In “No Exit,” Hell is other people

Artists and writers have portrayed Hell in various ways: everything from fire and brimstone to endless nothingness has been offered as possibilities for eternal torment. The playwright Jean-Paul Sartre contributed his existentialist take on Hell with “No Exit,” a play recently performed by Players’ Theatre Group.

In Sartre’s vision, Hell is not made of fiery pits or absolute nothingness but rather a different kind of torture—two women and one man are locked up together for the rest of eternity. It might not seem like the never-ending suffering many think of when Hell comes in mind, but as this play shows, people are hell.

The production opens with Joseph Garcin (Oliver Ruhl), Inez Serrano (Paige Klopfenstein) and Estelle Rigault (Bessie Bulman) being led to their room by the Valet (J.P. Peralta) where they will spend the rest of their existence. Right from the start, a dynamic between the characters develops that clearly hints to the leading message of the play. The actors deliver quip after quip at each other while also reflecting on what they left behind on Earth, including what led them to Hell in the first place.

The start of the play was quite abrupt, and the production overall had such a fast pace that the actors sometimes had difficulty keeping up. There were many times when the actors fumbled over lines or didn’t quite pace their reactions and conversations logically.

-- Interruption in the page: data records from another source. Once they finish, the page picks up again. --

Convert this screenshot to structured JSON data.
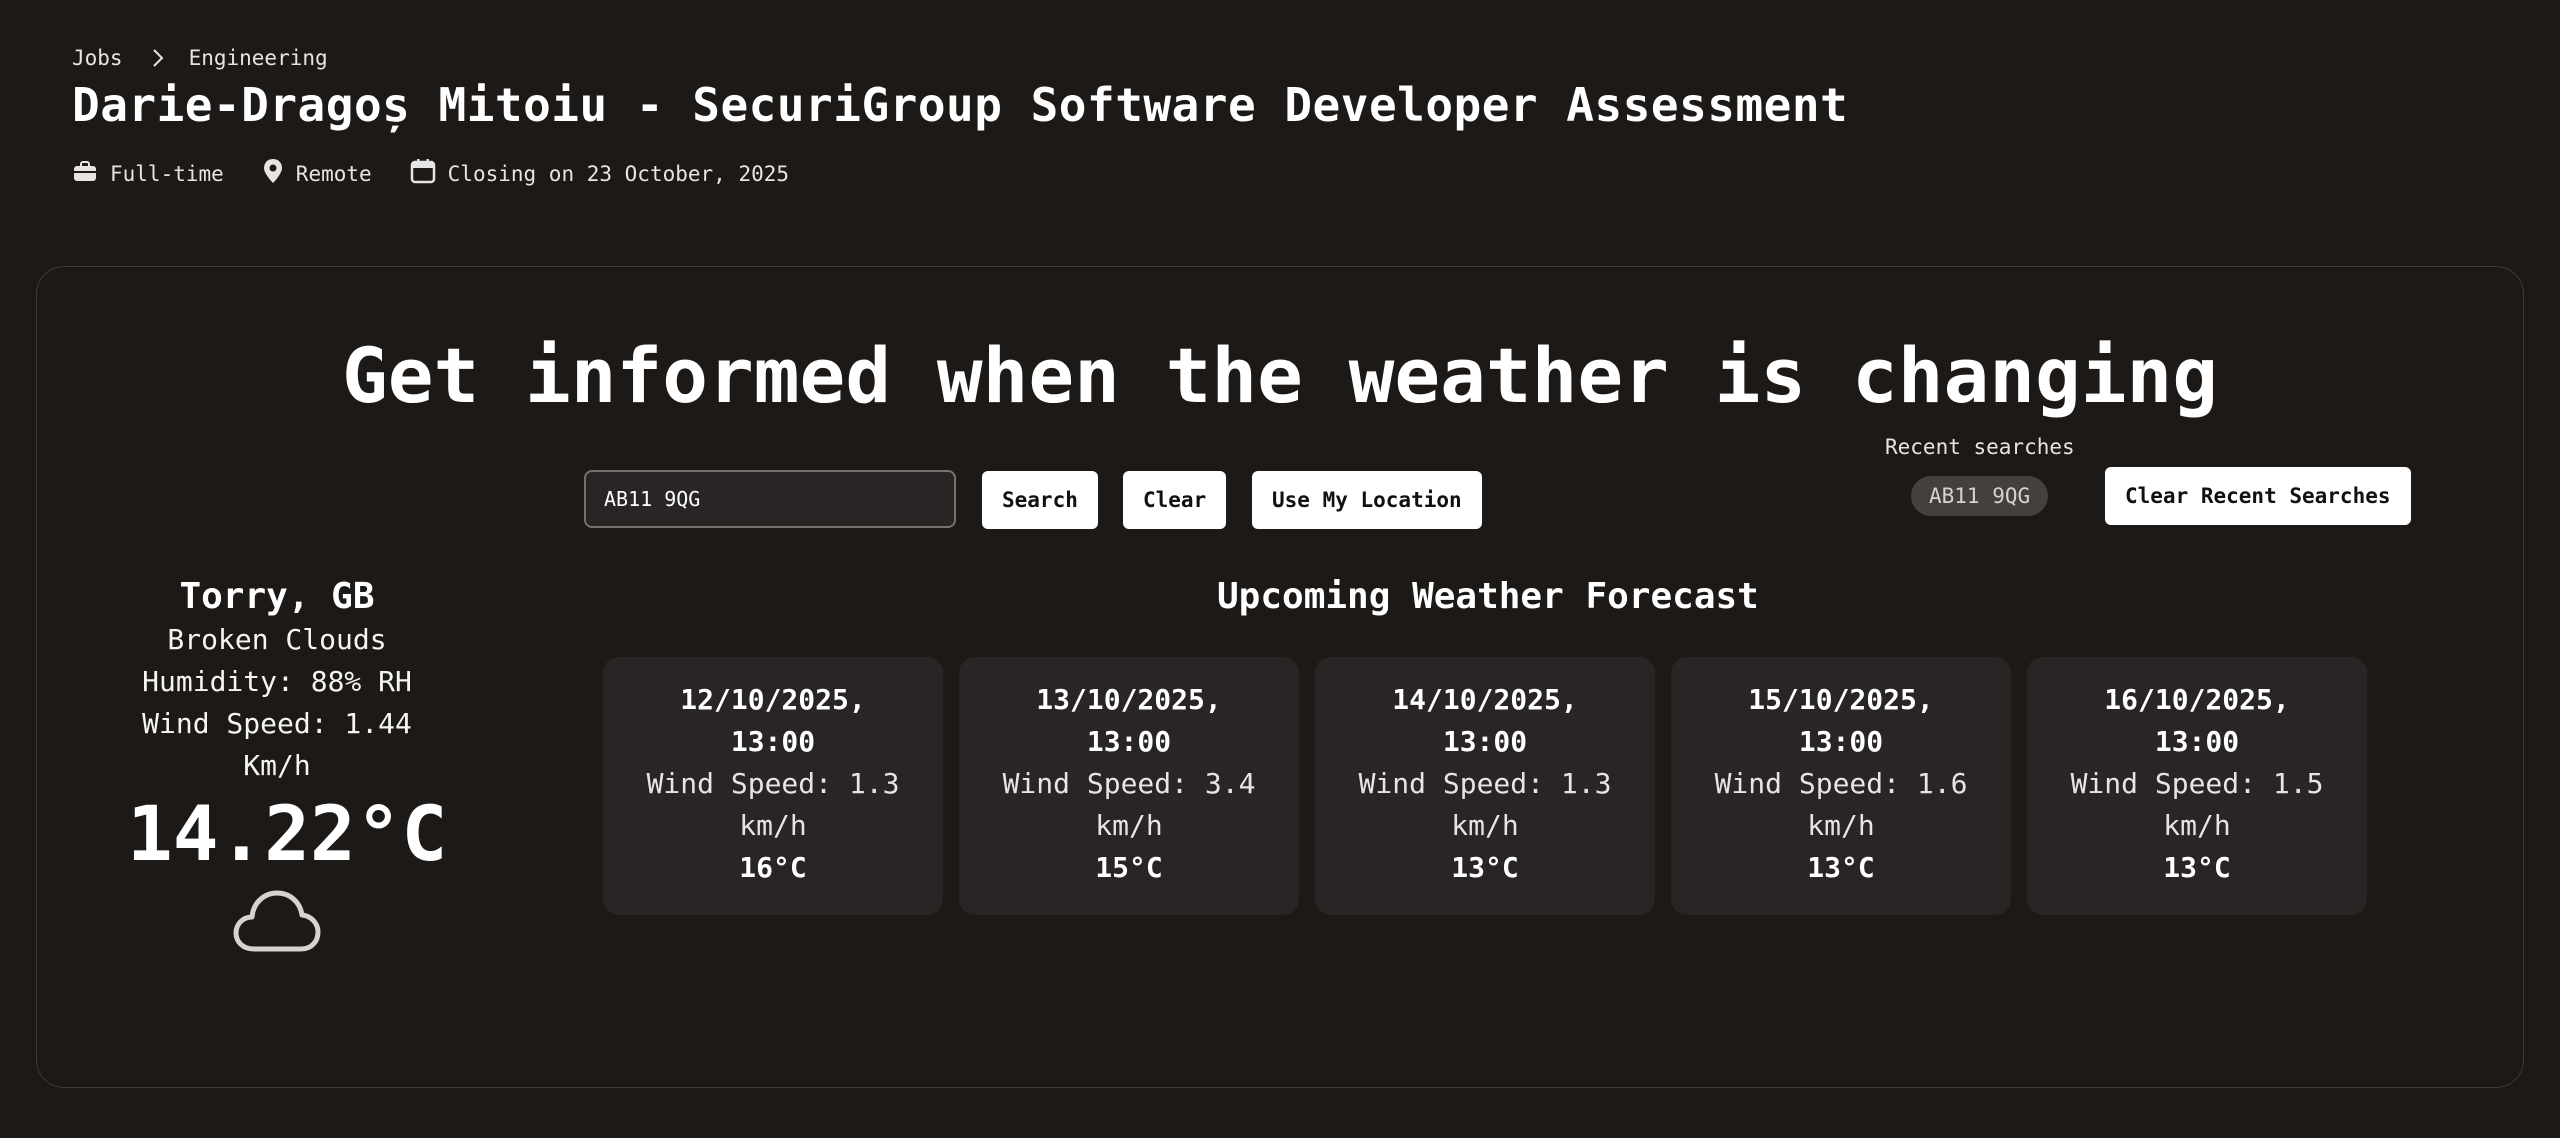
{
  "breadcrumb": {
    "items": [
      "Jobs",
      "Engineering"
    ]
  },
  "page": {
    "title": "Darie-Dragoș Mitoiu - SecuriGroup Software Developer Assessment",
    "meta": {
      "type": "Full-time",
      "location": "Remote",
      "closing": "Closing on 23 October, 2025"
    }
  },
  "app": {
    "headline": "Get informed when the weather is changing",
    "search": {
      "value": "AB11 9QG",
      "search_label": "Search",
      "clear_label": "Clear",
      "location_label": "Use My Location"
    },
    "recent": {
      "label": "Recent searches",
      "items": [
        "AB11 9QG"
      ],
      "clear_label": "Clear Recent Searches"
    },
    "current": {
      "city": "Torry, GB",
      "condition": "Broken Clouds",
      "humidity": "Humidity: 88% RH",
      "wind_line1": "Wind Speed: 1.44",
      "wind_line2": "Km/h",
      "temperature": "14.22°C",
      "icon": "cloud-icon"
    },
    "forecast": {
      "title": "Upcoming Weather Forecast",
      "days": [
        {
          "date": "12/10/2025,",
          "time": "13:00",
          "wind": "Wind Speed: 1.3",
          "unit": "km/h",
          "temp": "16°C"
        },
        {
          "date": "13/10/2025,",
          "time": "13:00",
          "wind": "Wind Speed: 3.4",
          "unit": "km/h",
          "temp": "15°C"
        },
        {
          "date": "14/10/2025,",
          "time": "13:00",
          "wind": "Wind Speed: 1.3",
          "unit": "km/h",
          "temp": "13°C"
        },
        {
          "date": "15/10/2025,",
          "time": "13:00",
          "wind": "Wind Speed: 1.6",
          "unit": "km/h",
          "temp": "13°C"
        },
        {
          "date": "16/10/2025,",
          "time": "13:00",
          "wind": "Wind Speed: 1.5",
          "unit": "km/h",
          "temp": "13°C"
        }
      ]
    }
  },
  "colors": {
    "background": "#1c1917",
    "card_border": "#3f3b38",
    "forecast_card": "#292524",
    "chip": "#44403c",
    "button": "#ffffff"
  }
}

All the characters had interesting and twisted storylines, but out of all the characters, Inez stood out the most. Inez is different from typical female characters written in the 1940s, and Klopfenstein did an excellent job of embodying the character, bringing all the necessary emotion, voice inflection and facial expressions to the stage.

There were moments when the plot seemed rather slow or unnecessary, but it was worth getting to the end. It was a pleasant surprise that ended the production on the right note.

Production: “No Exit” by Jean-Paul Sartre
Group: The Players’ Theatre Group
Location: Eldred Theater
Date: Jan. 22 & Jan. 23 at 8 p.m.
Rating: ★★★★☆